“I have to tip my hat to coach Ball,” says Monroe, who began as Olympia teammates with Eaddy and Myers but transferred to Dr. Phillips High. “He did a great job recruiting me. He made me feel there was more to this place than I thought there was.
“The first question he asked me was: ‘Do you want to play football outside the state of Florida?’ I said, ‘I hate Florida. I’ve been here all my life.’ “
As chancy as a foray into Florida might seem, it has worked for other Northwest schools. Rick Neuheisel’s staff at Washington succeeded with kicker John Anderson, running back Rich Alexis and receiver Charles Frederick. Oregon State capitalized with future NFL safety Sabby Piscatelli and running back Yvenson Bernard.
“Down here, these kids will go anywhere,” says Head. “They were eager to visit, and once they visited, they fell in love with the campus, the coaching staff and the team.”
Oddly, the potential negative of distance seemed to have the opposite effect on the three. More than intimidated, they were intrigued.
“I just never thought they would be recruiting me,” says Monroe. “It was out of the ordinary.”
“That’s what made me like this place so much, because it was so far,” Myers says. “It made me like it even more.”
They didn’t just take a flyer. They researched WSU on the Internet and took unofficial visits to WSU with family members. By last June, they had committed.
Time will tell if the incursion into Florida will endure. For one, all three are rated as two-star prospects, but WSU has struck before with modestly ranked recruits.
Meanwhile, they give off a maturity that suggests they can handle the hurdles of a cross-country college experience.
“My mom was always talking about how I should venture out,” Eaddy says, “not necessarily staying in Florida and be used to what I’m doing each and every day. She said it might be a good opportunity to open doors and have some fun in my life.”

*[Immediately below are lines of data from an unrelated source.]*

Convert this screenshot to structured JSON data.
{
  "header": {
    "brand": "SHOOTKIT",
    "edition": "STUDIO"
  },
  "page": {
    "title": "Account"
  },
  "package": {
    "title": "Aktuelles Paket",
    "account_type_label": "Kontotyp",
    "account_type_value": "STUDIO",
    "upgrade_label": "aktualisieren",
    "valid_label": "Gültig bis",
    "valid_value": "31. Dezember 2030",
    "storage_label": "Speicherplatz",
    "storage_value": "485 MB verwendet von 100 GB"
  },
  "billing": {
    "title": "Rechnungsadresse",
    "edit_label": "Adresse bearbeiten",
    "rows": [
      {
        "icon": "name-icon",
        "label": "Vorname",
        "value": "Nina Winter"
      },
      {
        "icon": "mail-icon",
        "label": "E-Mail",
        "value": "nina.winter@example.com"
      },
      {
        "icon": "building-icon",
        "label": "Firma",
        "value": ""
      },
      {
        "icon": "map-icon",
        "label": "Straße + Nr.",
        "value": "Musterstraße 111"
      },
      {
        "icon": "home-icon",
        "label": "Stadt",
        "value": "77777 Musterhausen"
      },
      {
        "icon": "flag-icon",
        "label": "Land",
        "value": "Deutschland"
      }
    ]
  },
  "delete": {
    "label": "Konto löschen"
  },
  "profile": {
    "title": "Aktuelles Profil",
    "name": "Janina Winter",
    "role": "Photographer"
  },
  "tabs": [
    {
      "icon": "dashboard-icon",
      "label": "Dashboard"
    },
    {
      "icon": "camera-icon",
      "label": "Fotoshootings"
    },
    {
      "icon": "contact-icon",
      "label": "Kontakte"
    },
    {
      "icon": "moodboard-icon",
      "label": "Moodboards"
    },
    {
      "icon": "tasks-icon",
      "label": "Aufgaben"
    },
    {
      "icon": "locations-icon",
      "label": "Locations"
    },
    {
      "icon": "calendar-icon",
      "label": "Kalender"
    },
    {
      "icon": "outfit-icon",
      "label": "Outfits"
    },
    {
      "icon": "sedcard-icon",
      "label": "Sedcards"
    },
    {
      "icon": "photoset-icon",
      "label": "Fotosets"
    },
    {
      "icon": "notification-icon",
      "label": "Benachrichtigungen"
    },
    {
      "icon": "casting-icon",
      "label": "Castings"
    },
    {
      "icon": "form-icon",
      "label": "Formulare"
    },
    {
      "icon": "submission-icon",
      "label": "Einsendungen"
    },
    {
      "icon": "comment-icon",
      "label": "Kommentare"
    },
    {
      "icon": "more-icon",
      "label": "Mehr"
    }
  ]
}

They and their new teammates start spring football Monday, with the spring game April 16. That happens to be the night of the senior prom at Olympia High.
Says Myers, smiling, “I’ll trade prom for the spring game.”
Bud Withers: 206-464-8281 or firstname.lastname@example.org